Repeat the data in full and exactly. Leave the pictures out.

===== Dataset records =====

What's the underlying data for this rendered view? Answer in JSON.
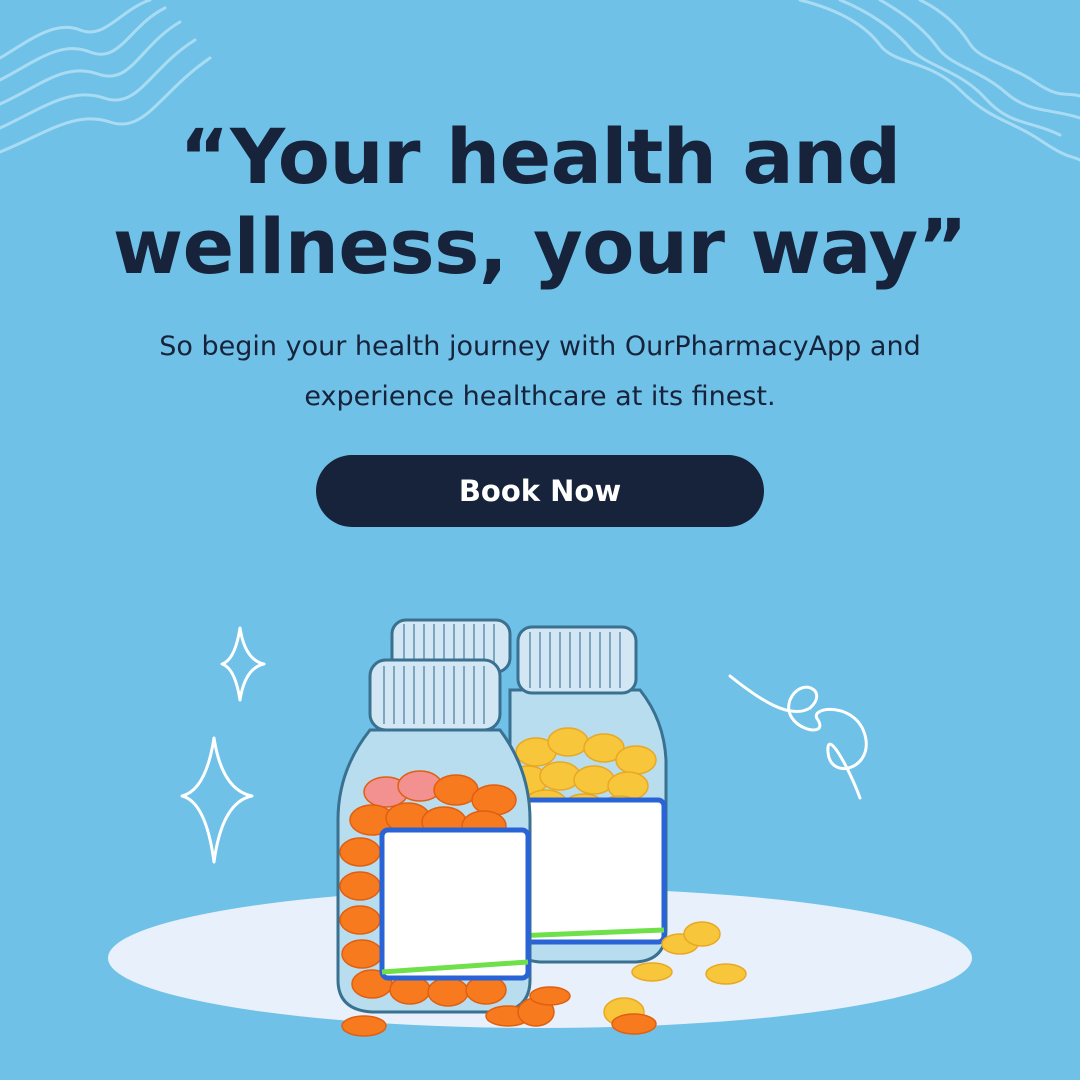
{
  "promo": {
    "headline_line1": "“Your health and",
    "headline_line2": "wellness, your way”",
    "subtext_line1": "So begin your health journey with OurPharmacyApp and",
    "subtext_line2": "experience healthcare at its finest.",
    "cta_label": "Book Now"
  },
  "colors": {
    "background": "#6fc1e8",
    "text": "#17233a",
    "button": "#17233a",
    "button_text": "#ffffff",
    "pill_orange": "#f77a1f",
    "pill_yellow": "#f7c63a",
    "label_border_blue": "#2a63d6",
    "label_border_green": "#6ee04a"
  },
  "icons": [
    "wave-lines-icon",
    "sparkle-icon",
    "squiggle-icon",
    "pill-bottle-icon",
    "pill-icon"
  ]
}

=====

(Response for this exercise):
What's the underlying data for this rendered view? Answer in JSON.
{
  "promo": {
    "headline_line1": "“Your health and",
    "headline_line2": "wellness, your way”",
    "subtext_line1": "So begin your health journey with OurPharmacyApp and",
    "subtext_line2": "experience healthcare at its finest.",
    "cta_label": "Book Now"
  },
  "colors": {
    "background": "#6fc1e8",
    "text": "#17233a",
    "button": "#17233a",
    "button_text": "#ffffff",
    "pill_orange": "#f77a1f",
    "pill_yellow": "#f7c63a",
    "label_border_blue": "#2a63d6",
    "label_border_green": "#6ee04a"
  },
  "icons": [
    "wave-lines-icon",
    "sparkle-icon",
    "squiggle-icon",
    "pill-bottle-icon",
    "pill-icon"
  ]
}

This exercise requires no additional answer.